Work required ::
Line tally for the word "maximize": count the lines below that contain it and reply with the number alone.

[Component data from apps and pages]
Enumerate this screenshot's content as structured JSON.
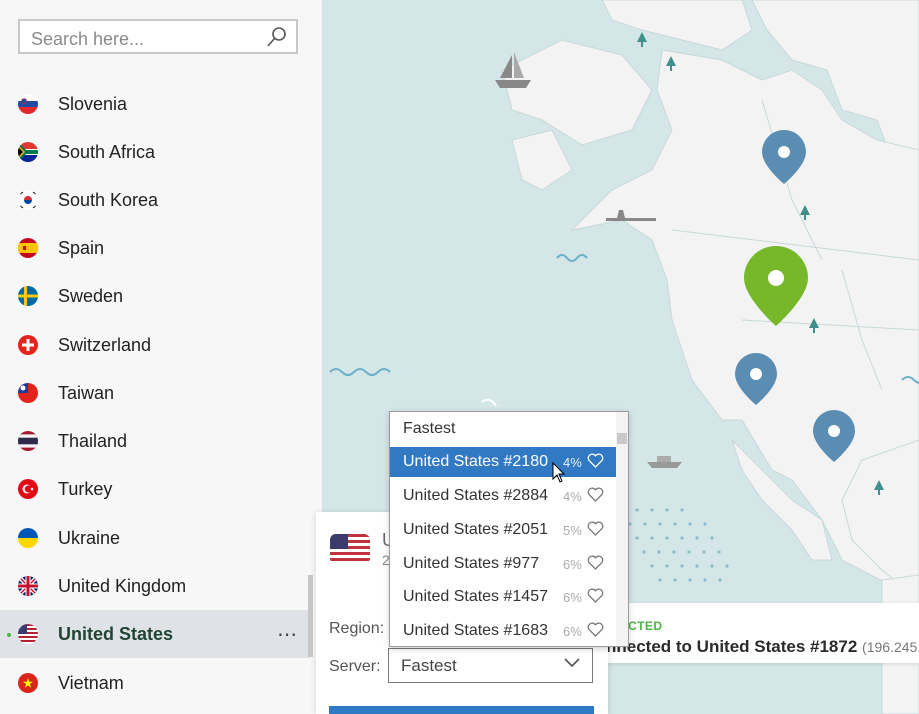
{
  "search": {
    "placeholder": "Search here..."
  },
  "countries": [
    {
      "name": "Slovenia",
      "icon": "slovenia-flag-icon"
    },
    {
      "name": "South Africa",
      "icon": "south-africa-flag-icon"
    },
    {
      "name": "South Korea",
      "icon": "south-korea-flag-icon"
    },
    {
      "name": "Spain",
      "icon": "spain-flag-icon"
    },
    {
      "name": "Sweden",
      "icon": "sweden-flag-icon"
    },
    {
      "name": "Switzerland",
      "icon": "switzerland-flag-icon"
    },
    {
      "name": "Taiwan",
      "icon": "taiwan-flag-icon"
    },
    {
      "name": "Thailand",
      "icon": "thailand-flag-icon"
    },
    {
      "name": "Turkey",
      "icon": "turkey-flag-icon"
    },
    {
      "name": "Ukraine",
      "icon": "ukraine-flag-icon"
    },
    {
      "name": "United Kingdom",
      "icon": "united-kingdom-flag-icon"
    },
    {
      "name": "United States",
      "icon": "united-states-flag-icon",
      "active": true,
      "more": "⋯"
    },
    {
      "name": "Vietnam",
      "icon": "vietnam-flag-icon"
    }
  ],
  "panel": {
    "country_partial": "U",
    "sub_partial": "2",
    "region_label": "Region:",
    "server_label": "Server:",
    "server_value": "Fastest"
  },
  "status": {
    "state": "TECTED",
    "connected_text": "nnected to United States #1872",
    "ip_partial": "(196.245."
  },
  "dropdown": {
    "options": [
      {
        "label": "Fastest",
        "load": "",
        "favorite": false
      },
      {
        "label": "United States #2180",
        "load": "4%",
        "favorite": true,
        "selected": true
      },
      {
        "label": "United States #2884",
        "load": "4%",
        "favorite": true
      },
      {
        "label": "United States #2051",
        "load": "5%",
        "favorite": true
      },
      {
        "label": "United States #977",
        "load": "6%",
        "favorite": true
      },
      {
        "label": "United States #1457",
        "load": "6%",
        "favorite": true
      },
      {
        "label": "United States #1683",
        "load": "6%",
        "favorite": true
      }
    ]
  },
  "colors": {
    "accent": "#3279c4",
    "connected": "#4bb543",
    "pin": "#5b8db3",
    "pin_active": "#76b82a",
    "land": "#f3f3f3",
    "sea": "#d4e6e8"
  }
}
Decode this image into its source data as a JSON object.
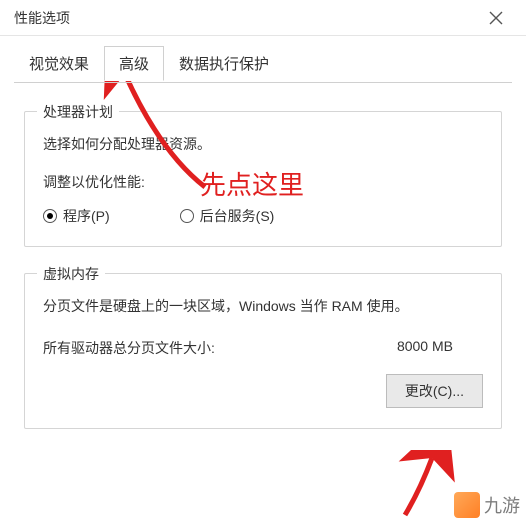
{
  "window": {
    "title": "性能选项"
  },
  "tabs": [
    {
      "label": "视觉效果"
    },
    {
      "label": "高级"
    },
    {
      "label": "数据执行保护"
    }
  ],
  "active_tab_index": 1,
  "processor": {
    "group_title": "处理器计划",
    "desc": "选择如何分配处理器资源。",
    "optimize_label": "调整以优化性能:",
    "radio_programs": "程序(P)",
    "radio_background": "后台服务(S)",
    "selected": "programs"
  },
  "virtual_memory": {
    "group_title": "虚拟内存",
    "desc": "分页文件是硬盘上的一块区域，Windows 当作 RAM 使用。",
    "total_label": "所有驱动器总分页文件大小:",
    "total_value": "8000 MB",
    "change_btn": "更改(C)..."
  },
  "annotations": {
    "click_here": "先点这里"
  },
  "watermark": {
    "text": "九游"
  }
}
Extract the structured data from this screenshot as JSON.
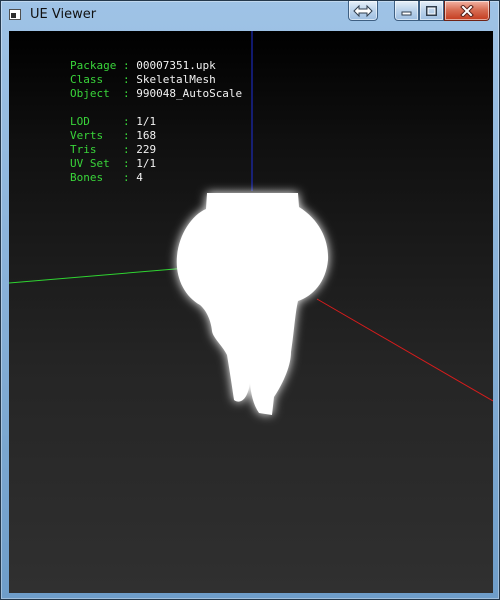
{
  "window": {
    "title": "UE Viewer",
    "title_buttons": {
      "swap": "swap-display",
      "minimize": "minimize",
      "maximize": "maximize",
      "close": "close"
    }
  },
  "viewer": {
    "info": [
      {
        "label": "Package",
        "separator": " : ",
        "value": "00007351.upk"
      },
      {
        "label": "Class  ",
        "separator": " : ",
        "value": "SkeletalMesh"
      },
      {
        "label": "Object ",
        "separator": " : ",
        "value": "990048_AutoScale"
      },
      {
        "label": "LOD    ",
        "separator": " : ",
        "value": "1/1"
      },
      {
        "label": "Verts  ",
        "separator": " : ",
        "value": "168"
      },
      {
        "label": "Tris   ",
        "separator": " : ",
        "value": "229"
      },
      {
        "label": "UV Set ",
        "separator": " : ",
        "value": "1/1"
      },
      {
        "label": "Bones  ",
        "separator": " : ",
        "value": "4"
      }
    ],
    "axes": {
      "x_color": "#d71c1c",
      "y_color": "#2fd431",
      "z_color": "#1d2fd8"
    },
    "mesh_color": "#ffffff",
    "background": "#202020"
  },
  "icons": {
    "app": "ue-viewer-app-icon",
    "swap": "swap-arrows-icon",
    "minimize": "minimize-icon",
    "maximize": "maximize-icon",
    "close": "close-icon"
  }
}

Written reply ::
2